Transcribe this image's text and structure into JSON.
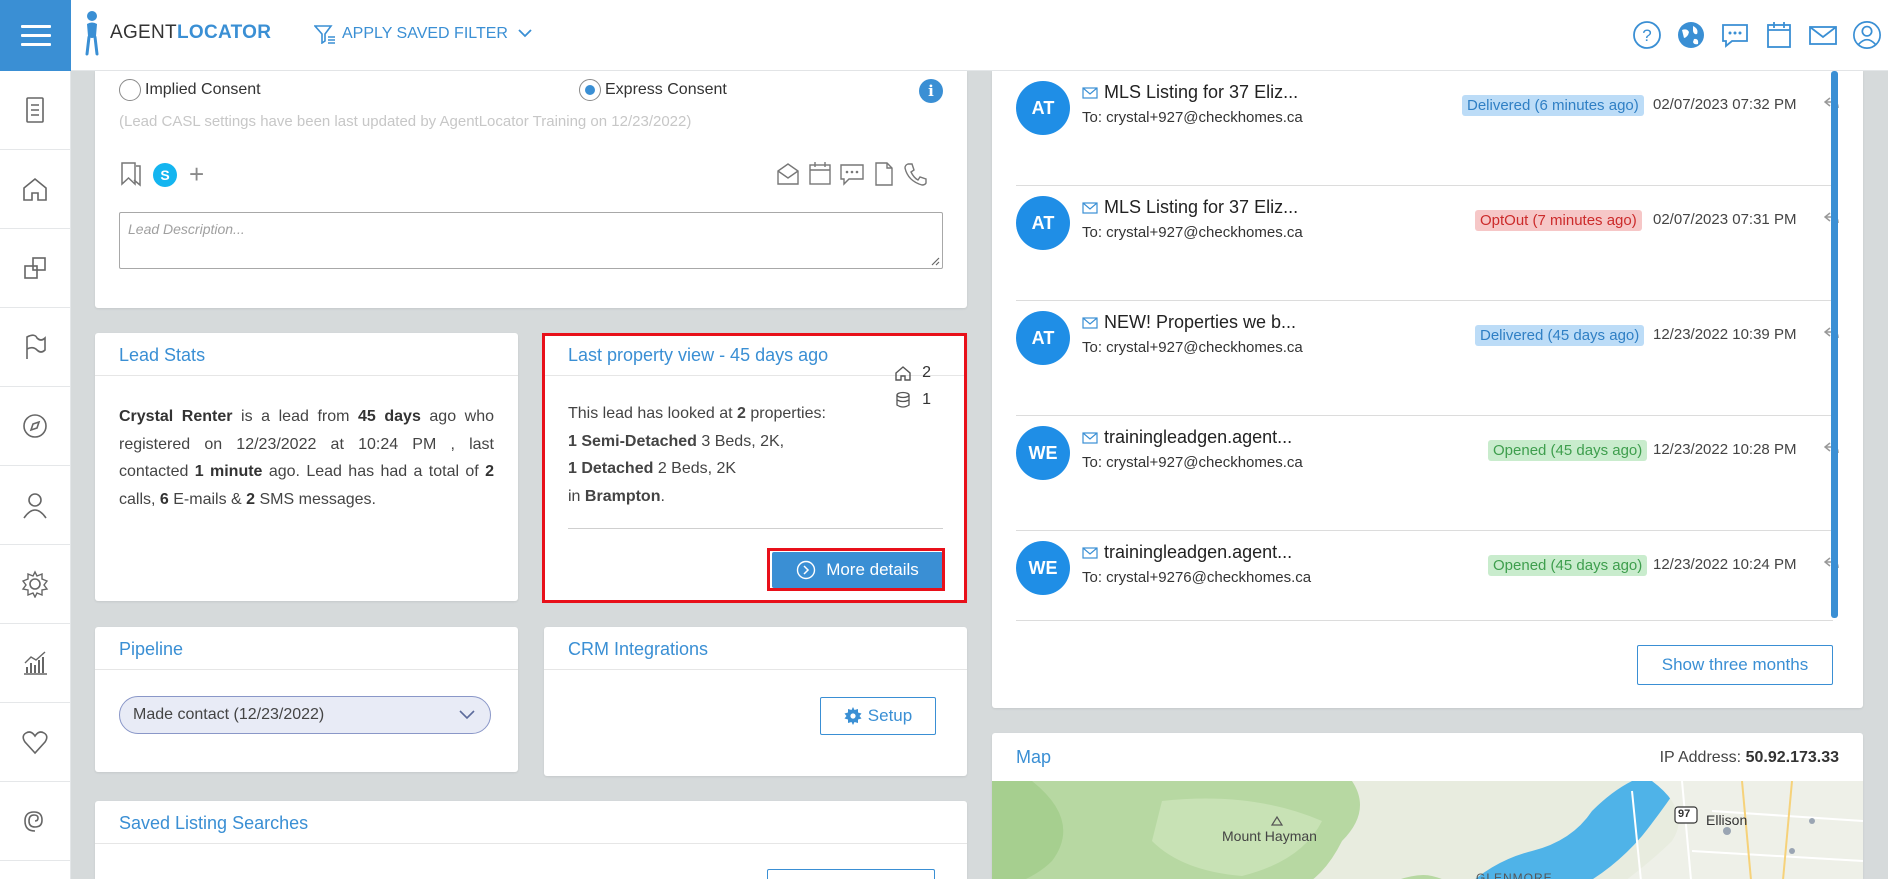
{
  "header": {
    "logo_prefix": "AGENT",
    "logo_suffix": "LOCATOR",
    "filter_label": "APPLY SAVED FILTER",
    "icons": [
      "help-icon",
      "globe-icon",
      "chat-icon",
      "calendar-icon",
      "mail-icon",
      "user-icon"
    ]
  },
  "sidebar": {
    "icons": [
      "document-icon",
      "home-icon",
      "duplicate-icon",
      "flag-icon",
      "compass-icon",
      "person-icon",
      "settings-icon",
      "analytics-icon",
      "heart-icon",
      "spiral-icon"
    ]
  },
  "consent": {
    "implied_label": "Implied Consent",
    "express_label": "Express Consent",
    "selected": "express",
    "casl_note": "(Lead CASL settings have been last updated by AgentLocator Training on 12/23/2022)",
    "skype_letter": "S",
    "plus_label": "+",
    "description_placeholder": "Lead Description..."
  },
  "lead_stats": {
    "title": "Lead Stats",
    "name": "Crystal Renter",
    "t1": " is a lead from ",
    "days": "45 days",
    "t2": " ago who registered on 12/23/2022 at 10:24 PM , last contacted ",
    "last_contacted": "1 minute",
    "t3": " ago. Lead has had a total of ",
    "calls": "2",
    "t4": " calls, ",
    "emails": "6",
    "t5": " E-mails & ",
    "sms": "2",
    "t6": " SMS messages."
  },
  "last_property": {
    "title": "Last property view - 45 days ago",
    "intro": "This lead has looked at ",
    "count": "2",
    "intro_end": " properties:",
    "semi_label": "1 Semi-Detached",
    "semi_detail": " 3 Beds, 2K,",
    "det_label": "1 Detached",
    "det_detail": " 2 Beds, 2K",
    "in_prefix": "in ",
    "city": "Brampton",
    "city_end": ".",
    "home_count": "2",
    "db_count": "1",
    "more_button": "More details"
  },
  "pipeline": {
    "title": "Pipeline",
    "selected": "Made contact (12/23/2022)"
  },
  "crm": {
    "title": "CRM Integrations",
    "setup_button": "Setup"
  },
  "saved_searches": {
    "title": "Saved Listing Searches"
  },
  "messages": [
    {
      "initials": "AT",
      "subject": "MLS Listing for 37 Eliz...",
      "to": "To: crystal+927@checkhomes.ca",
      "status": "Delivered (6 minutes ago)",
      "status_type": "delivered",
      "date": "02/07/2023  07:32 PM"
    },
    {
      "initials": "AT",
      "subject": "MLS Listing for 37 Eliz...",
      "to": "To: crystal+927@checkhomes.ca",
      "status": "OptOut (7 minutes ago)",
      "status_type": "optout",
      "date": "02/07/2023  07:31 PM"
    },
    {
      "initials": "AT",
      "subject": "NEW! Properties we b...",
      "to": "To: crystal+927@checkhomes.ca",
      "status": "Delivered (45 days ago)",
      "status_type": "delivered",
      "date": "12/23/2022  10:39 PM"
    },
    {
      "initials": "WE",
      "subject": "trainingleadgen.agent...",
      "to": "To: crystal+927@checkhomes.ca",
      "status": "Opened (45 days ago)",
      "status_type": "opened",
      "date": "12/23/2022  10:28 PM"
    },
    {
      "initials": "WE",
      "subject": "trainingleadgen.agent...",
      "to": "To: crystal+9276@checkhomes.ca",
      "status": "Opened (45 days ago)",
      "status_type": "opened",
      "date": "12/23/2022  10:24 PM"
    }
  ],
  "show_button": "Show three months",
  "map": {
    "title": "Map",
    "ip_label": "IP Address: ",
    "ip_value": "50.92.173.33",
    "place1": "Mount Hayman",
    "place2": "Ellison",
    "place3": "GLENMORE",
    "highway": "97"
  },
  "colors": {
    "accent": "#3a8fd4",
    "highlight": "#e8101a",
    "avatar": "#1f8ee6"
  }
}
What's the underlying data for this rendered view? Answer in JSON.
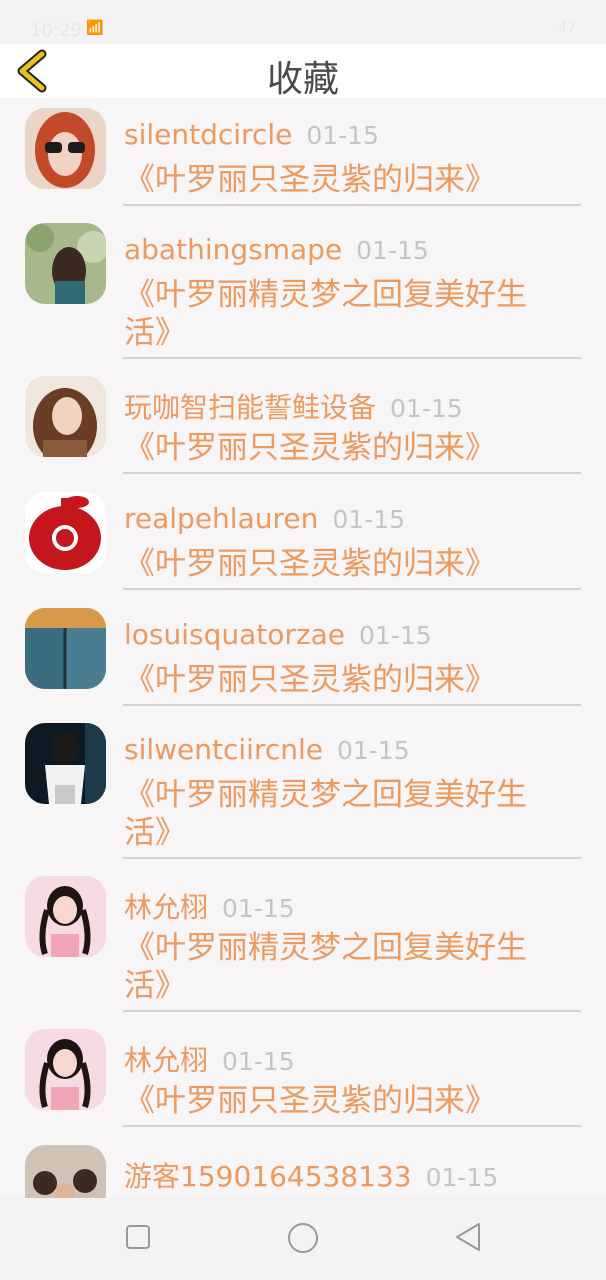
{
  "status_bar": {
    "time": "10:29",
    "signal": "📶",
    "battery": "47"
  },
  "header": {
    "title": "收藏"
  },
  "favorites": [
    {
      "user": "silentdcircle",
      "date": "01-15",
      "title": "《叶罗丽只圣灵紫的归来》"
    },
    {
      "user": "abathingsmape",
      "date": "01-15",
      "title": "《叶罗丽精灵梦之回复美好生活》"
    },
    {
      "user": "玩咖智扫能誓鲑设备",
      "date": "01-15",
      "title": "《叶罗丽只圣灵紫的归来》"
    },
    {
      "user": "realpehlauren",
      "date": "01-15",
      "title": "《叶罗丽只圣灵紫的归来》"
    },
    {
      "user": "losuisquatorzae",
      "date": "01-15",
      "title": "《叶罗丽只圣灵紫的归来》"
    },
    {
      "user": "silwentciircnle",
      "date": "01-15",
      "title": "《叶罗丽精灵梦之回复美好生活》"
    },
    {
      "user": "林允栩",
      "date": "01-15",
      "title": "《叶罗丽精灵梦之回复美好生活》"
    },
    {
      "user": "林允栩",
      "date": "01-15",
      "title": "《叶罗丽只圣灵紫的归来》"
    },
    {
      "user": "游客1590164538133",
      "date": "01-15",
      "title": ""
    }
  ],
  "nav": {
    "icons": [
      "square-icon",
      "circle-icon",
      "triangle-back-icon"
    ]
  },
  "colors": {
    "accent": "#ec9a5f",
    "date": "#c6c4c5",
    "back_arrow": "#e6c21f"
  }
}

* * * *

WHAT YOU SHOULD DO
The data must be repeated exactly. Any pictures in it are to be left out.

ANSWER SPACE
Transcribe this image's text and structure into JSON.
{
  "header": {
    "logo_prefix": "AGENT",
    "logo_suffix": "LOCATOR",
    "filter_label": "APPLY SAVED FILTER",
    "icons": [
      "help-icon",
      "globe-icon",
      "chat-icon",
      "calendar-icon",
      "mail-icon",
      "user-icon"
    ]
  },
  "sidebar": {
    "icons": [
      "document-icon",
      "home-icon",
      "duplicate-icon",
      "flag-icon",
      "compass-icon",
      "person-icon",
      "settings-icon",
      "analytics-icon",
      "heart-icon",
      "spiral-icon"
    ]
  },
  "consent": {
    "implied_label": "Implied Consent",
    "express_label": "Express Consent",
    "selected": "express",
    "casl_note": "(Lead CASL settings have been last updated by AgentLocator Training on 12/23/2022)",
    "skype_letter": "S",
    "plus_label": "+",
    "description_placeholder": "Lead Description..."
  },
  "lead_stats": {
    "title": "Lead Stats",
    "name": "Crystal Renter",
    "t1": " is a lead from ",
    "days": "45 days",
    "t2": " ago who registered on 12/23/2022 at 10:24 PM , last contacted ",
    "last_contacted": "1 minute",
    "t3": " ago. Lead has had a total of ",
    "calls": "2",
    "t4": " calls, ",
    "emails": "6",
    "t5": " E-mails & ",
    "sms": "2",
    "t6": " SMS messages."
  },
  "last_property": {
    "title": "Last property view - 45 days ago",
    "intro": "This lead has looked at ",
    "count": "2",
    "intro_end": " properties:",
    "semi_label": "1 Semi-Detached",
    "semi_detail": " 3 Beds, 2K,",
    "det_label": "1 Detached",
    "det_detail": " 2 Beds, 2K",
    "in_prefix": "in ",
    "city": "Brampton",
    "city_end": ".",
    "home_count": "2",
    "db_count": "1",
    "more_button": "More details"
  },
  "pipeline": {
    "title": "Pipeline",
    "selected": "Made contact (12/23/2022)"
  },
  "crm": {
    "title": "CRM Integrations",
    "setup_button": "Setup"
  },
  "saved_searches": {
    "title": "Saved Listing Searches"
  },
  "messages": [
    {
      "initials": "AT",
      "subject": "MLS Listing for 37 Eliz...",
      "to": "To: crystal+927@checkhomes.ca",
      "status": "Delivered (6 minutes ago)",
      "status_type": "delivered",
      "date": "02/07/2023  07:32 PM"
    },
    {
      "initials": "AT",
      "subject": "MLS Listing for 37 Eliz...",
      "to": "To: crystal+927@checkhomes.ca",
      "status": "OptOut (7 minutes ago)",
      "status_type": "optout",
      "date": "02/07/2023  07:31 PM"
    },
    {
      "initials": "AT",
      "subject": "NEW! Properties we b...",
      "to": "To: crystal+927@checkhomes.ca",
      "status": "Delivered (45 days ago)",
      "status_type": "delivered",
      "date": "12/23/2022  10:39 PM"
    },
    {
      "initials": "WE",
      "subject": "trainingleadgen.agent...",
      "to": "To: crystal+927@checkhomes.ca",
      "status": "Opened (45 days ago)",
      "status_type": "opened",
      "date": "12/23/2022  10:28 PM"
    },
    {
      "initials": "WE",
      "subject": "trainingleadgen.agent...",
      "to": "To: crystal+9276@checkhomes.ca",
      "status": "Opened (45 days ago)",
      "status_type": "opened",
      "date": "12/23/2022  10:24 PM"
    }
  ],
  "show_button": "Show three months",
  "map": {
    "title": "Map",
    "ip_label": "IP Address: ",
    "ip_value": "50.92.173.33",
    "place1": "Mount Hayman",
    "place2": "Ellison",
    "place3": "GLENMORE",
    "highway": "97"
  },
  "colors": {
    "accent": "#3a8fd4",
    "highlight": "#e8101a",
    "avatar": "#1f8ee6"
  }
}
What's the underlying data for this rendered view? Answer in JSON.
{
  "status_bar": {
    "time": "10:29",
    "signal": "📶",
    "battery": "47"
  },
  "header": {
    "title": "收藏"
  },
  "favorites": [
    {
      "user": "silentdcircle",
      "date": "01-15",
      "title": "《叶罗丽只圣灵紫的归来》"
    },
    {
      "user": "abathingsmape",
      "date": "01-15",
      "title": "《叶罗丽精灵梦之回复美好生活》"
    },
    {
      "user": "玩咖智扫能誓鲑设备",
      "date": "01-15",
      "title": "《叶罗丽只圣灵紫的归来》"
    },
    {
      "user": "realpehlauren",
      "date": "01-15",
      "title": "《叶罗丽只圣灵紫的归来》"
    },
    {
      "user": "losuisquatorzae",
      "date": "01-15",
      "title": "《叶罗丽只圣灵紫的归来》"
    },
    {
      "user": "silwentciircnle",
      "date": "01-15",
      "title": "《叶罗丽精灵梦之回复美好生活》"
    },
    {
      "user": "林允栩",
      "date": "01-15",
      "title": "《叶罗丽精灵梦之回复美好生活》"
    },
    {
      "user": "林允栩",
      "date": "01-15",
      "title": "《叶罗丽只圣灵紫的归来》"
    },
    {
      "user": "游客1590164538133",
      "date": "01-15",
      "title": ""
    }
  ],
  "nav": {
    "icons": [
      "square-icon",
      "circle-icon",
      "triangle-back-icon"
    ]
  },
  "colors": {
    "accent": "#ec9a5f",
    "date": "#c6c4c5",
    "back_arrow": "#e6c21f"
  }
}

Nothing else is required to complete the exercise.